PROBLEM DESCRIPTION
Quote word for word the lines starting at the line with "Output a JSON" and ending at the final line of the entries. Leave out any pictures.

═══ ENTRIES SHOWN

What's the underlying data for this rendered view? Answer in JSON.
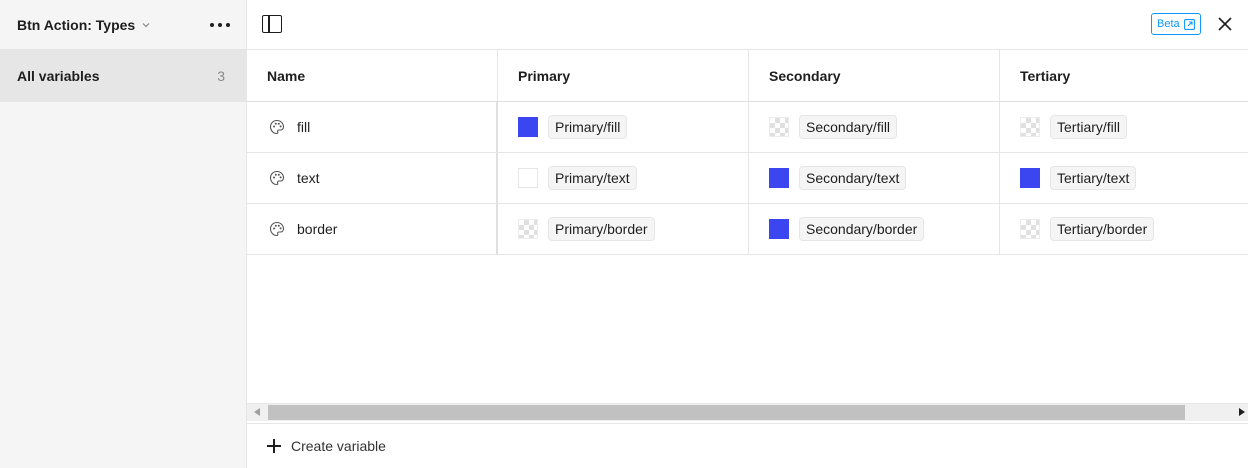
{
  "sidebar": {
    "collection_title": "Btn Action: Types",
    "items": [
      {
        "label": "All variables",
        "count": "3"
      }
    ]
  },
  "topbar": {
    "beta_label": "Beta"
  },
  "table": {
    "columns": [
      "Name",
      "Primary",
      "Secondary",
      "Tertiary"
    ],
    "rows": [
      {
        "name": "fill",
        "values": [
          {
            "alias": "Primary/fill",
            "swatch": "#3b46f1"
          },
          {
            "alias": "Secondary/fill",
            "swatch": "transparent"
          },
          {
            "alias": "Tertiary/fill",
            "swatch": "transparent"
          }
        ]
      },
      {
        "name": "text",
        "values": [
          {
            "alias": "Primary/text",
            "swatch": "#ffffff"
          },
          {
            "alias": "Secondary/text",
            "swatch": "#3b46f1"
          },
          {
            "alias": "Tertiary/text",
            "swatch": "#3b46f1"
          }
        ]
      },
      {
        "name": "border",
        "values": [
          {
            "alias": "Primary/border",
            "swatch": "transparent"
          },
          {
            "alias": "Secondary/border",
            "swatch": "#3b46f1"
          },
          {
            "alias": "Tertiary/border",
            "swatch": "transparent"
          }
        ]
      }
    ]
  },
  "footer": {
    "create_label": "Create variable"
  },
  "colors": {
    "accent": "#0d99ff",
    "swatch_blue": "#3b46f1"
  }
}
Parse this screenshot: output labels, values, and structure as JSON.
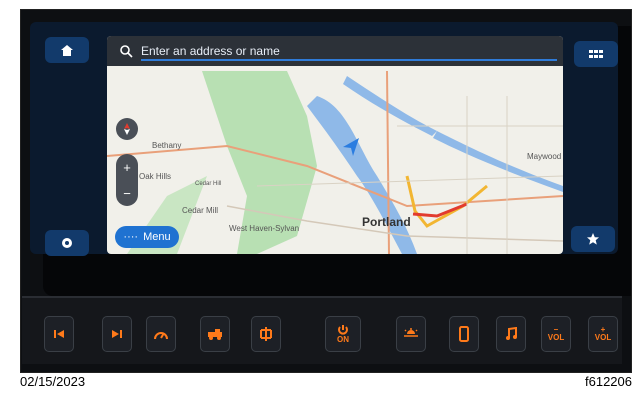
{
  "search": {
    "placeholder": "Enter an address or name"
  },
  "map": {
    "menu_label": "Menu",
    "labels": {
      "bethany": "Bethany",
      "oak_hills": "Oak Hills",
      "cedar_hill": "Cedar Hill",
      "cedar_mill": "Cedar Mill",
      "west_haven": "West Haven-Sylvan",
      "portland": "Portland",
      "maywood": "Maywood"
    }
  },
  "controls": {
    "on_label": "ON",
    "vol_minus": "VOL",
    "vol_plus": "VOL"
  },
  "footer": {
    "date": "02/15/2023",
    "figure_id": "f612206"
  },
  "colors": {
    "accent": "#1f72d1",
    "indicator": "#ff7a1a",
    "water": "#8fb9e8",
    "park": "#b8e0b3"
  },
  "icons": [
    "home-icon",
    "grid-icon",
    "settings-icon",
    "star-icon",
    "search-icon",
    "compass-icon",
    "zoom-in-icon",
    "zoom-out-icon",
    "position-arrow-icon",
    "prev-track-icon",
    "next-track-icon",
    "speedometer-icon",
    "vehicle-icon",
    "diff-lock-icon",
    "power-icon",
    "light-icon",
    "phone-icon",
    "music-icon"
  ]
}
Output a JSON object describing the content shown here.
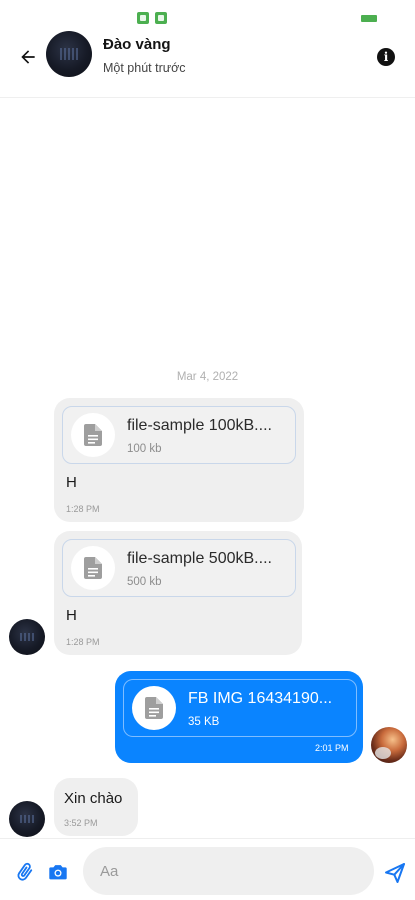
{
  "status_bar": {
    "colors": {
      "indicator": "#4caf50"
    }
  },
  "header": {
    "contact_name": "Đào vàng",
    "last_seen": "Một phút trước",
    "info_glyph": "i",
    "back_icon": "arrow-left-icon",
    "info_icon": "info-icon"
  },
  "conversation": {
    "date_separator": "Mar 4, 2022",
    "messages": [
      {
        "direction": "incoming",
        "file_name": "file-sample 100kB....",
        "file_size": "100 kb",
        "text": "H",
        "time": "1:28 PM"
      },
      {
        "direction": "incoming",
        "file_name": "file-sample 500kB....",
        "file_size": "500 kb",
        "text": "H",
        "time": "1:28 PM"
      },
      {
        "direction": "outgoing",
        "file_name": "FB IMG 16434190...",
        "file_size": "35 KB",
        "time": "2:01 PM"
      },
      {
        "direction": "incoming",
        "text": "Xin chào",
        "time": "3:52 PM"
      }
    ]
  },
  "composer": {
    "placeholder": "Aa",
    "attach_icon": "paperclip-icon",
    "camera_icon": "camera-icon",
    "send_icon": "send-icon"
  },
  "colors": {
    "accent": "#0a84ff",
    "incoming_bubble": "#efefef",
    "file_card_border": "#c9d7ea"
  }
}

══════

TASK OUTPUT
Output a JSON object describing the content shown here.
{
  "status_bar": {
    "colors": {
      "indicator": "#4caf50"
    }
  },
  "header": {
    "contact_name": "Đào vàng",
    "last_seen": "Một phút trước",
    "info_glyph": "i",
    "back_icon": "arrow-left-icon",
    "info_icon": "info-icon"
  },
  "conversation": {
    "date_separator": "Mar 4, 2022",
    "messages": [
      {
        "direction": "incoming",
        "file_name": "file-sample 100kB....",
        "file_size": "100 kb",
        "text": "H",
        "time": "1:28 PM"
      },
      {
        "direction": "incoming",
        "file_name": "file-sample 500kB....",
        "file_size": "500 kb",
        "text": "H",
        "time": "1:28 PM"
      },
      {
        "direction": "outgoing",
        "file_name": "FB IMG 16434190...",
        "file_size": "35 KB",
        "time": "2:01 PM"
      },
      {
        "direction": "incoming",
        "text": "Xin chào",
        "time": "3:52 PM"
      }
    ]
  },
  "composer": {
    "placeholder": "Aa",
    "attach_icon": "paperclip-icon",
    "camera_icon": "camera-icon",
    "send_icon": "send-icon"
  },
  "colors": {
    "accent": "#0a84ff",
    "incoming_bubble": "#efefef",
    "file_card_border": "#c9d7ea"
  }
}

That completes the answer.